 29.  noting significant similarities and differences
 30.  examining or evaluating assumptions
 31.  distinguishing relevant from irrelevant facts
 32.  making plausible inferences, predictions, or interpretations
 33.  evaluating evidence and alleged facts
 34.  recognizing contradictions
 35.  exploring implications and consequences”

If you want to do everything possible to ensure your success as a C-level executive or entrepreneur, don’t rest upon your laurels, but rather continue to make investments in your personal and professional development. Good luck and good thinking…

Design Matters

By Mike Myatt, Chief Strategy Officer, N2growth

Design MattersSo, does design really matter?

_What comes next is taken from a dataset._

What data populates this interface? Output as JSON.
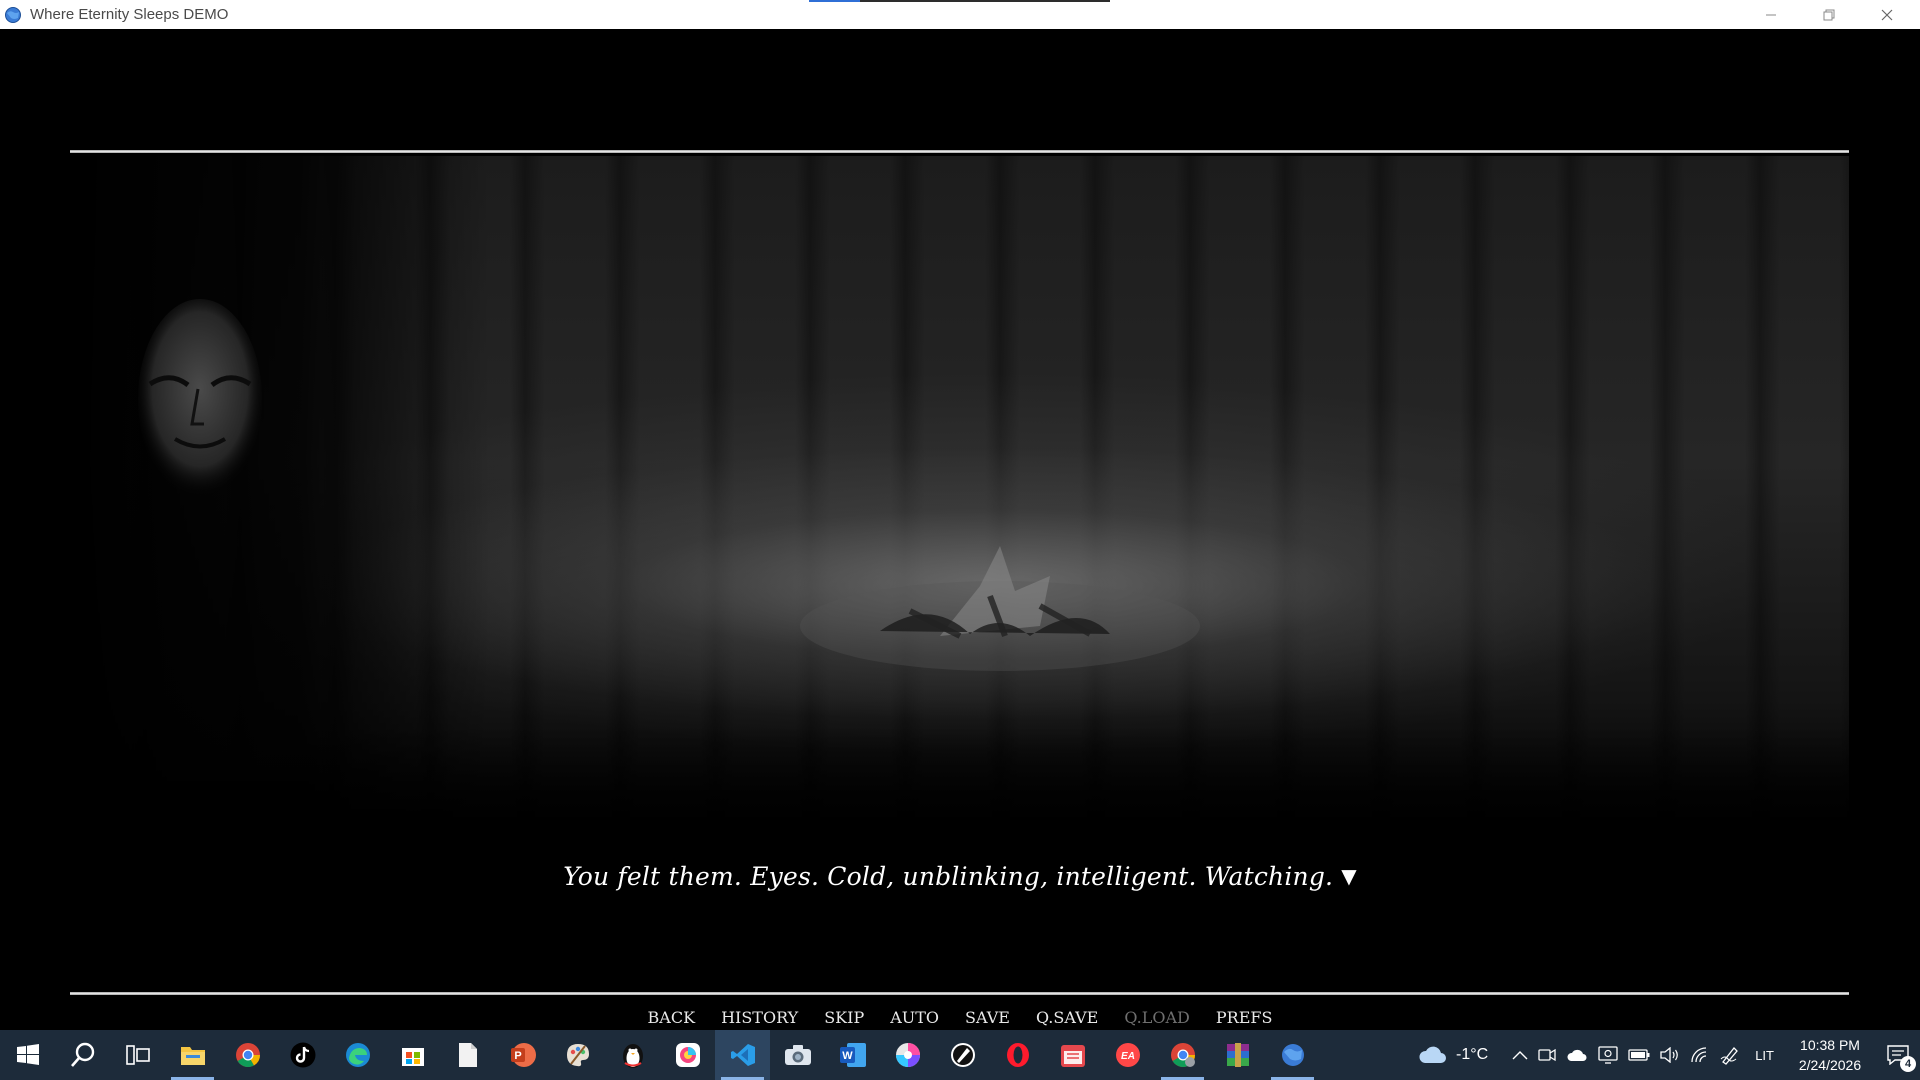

Let me make my position very clear…design absolutely matters. Whether it is aesthetic, functional, creative, process, innovative, intellectual, technical or applicational…design matters. While I have heard many a professional downplay the value of design, it has been my experience that most business people who espouse this opinion are commenting on something outside of their domain expertise in an attempt to justify a competing agenda or a position of ignorance. While this position may seem a bit harsh, it is nonetheless true. In today’s blog post I’ll examine why design matters.

What do you think when you experience poor design in your life? Are you likely to adopt a new software application that is poorly designed? When you are handed a business card that was printed at Kinko’s are you impressed? Are you likely to read a piece of collateral material that is poorly designed? If a newly implemented business process has design flaws, will employees follow the process or circumvent it? Is poorly designed consumer packaging likely to attract your attention as you walk down the shopping aisle? When it’s time to purchase your next automobile would you give serious consideration to a poorly designed vehicle? I could go on ad nauseum with similar questions, but my guess is that you get my point…

Now let’s examine the flip-side of the coin by looking at the positives associated with strong design. When you think of Apple you immediate think of a company that has built a strong brand around quality design. It started with the Mac, then came the iPod, next came the iPhone and now we’re experiencing the impact of the iPad. The iPod pioneered innovative design in the mp3 player vertical with great technical design, outstanding functional design, and is in a class by itself with regard to aesthetic design. Largely due to the iPod’s strong integrated design qualities it is the dominant brand in its class, commands a pricing premium, and has developed an extremely loyal and satisfied customer base. 

When you’re evaluating vendors online, and you land on a poorly designed website, how long does it take you to click away from the poorly designed site in search of a better option? You can review virtually any industry, sector, vertical, or micro-vertical and when you examine the dominant brands you’ll find quality design at their core. While there are exceptions to every rule, they are few and far between when it comes to design. If you try hard enough you can find an aberration in just about any rule, but in the case of design it will simply be just that…an aberration.

Also worth noting is that there is certainly a difference between value engineering and arbitrary cost containment. The next time you hear someone question an investment into design solely for the purpose of reducing expenditures, I would suggest that you think long and hard before doing so as few things in business produce the return on investment that a reputation for quality design can yield.

If you’re a leader, don’t dismiss design as elemental or insignificant. Design will impact your messaging, positioning, business modeling, team building, resourcing, branding, and virtually every functional aspect of what you do. Make sure that everyone within your organization pays attention to design aspects relevant to their roles and responsibilities – make attention to design part of your culture.

Think about the marketing and advertising campaigns that get your attention, the clothes you wear, the house you live in, the cars you drive, the cell phone you carry, or any number of other decisions you make and you’ll find that design plays a key role in your decisioning…Design Matters!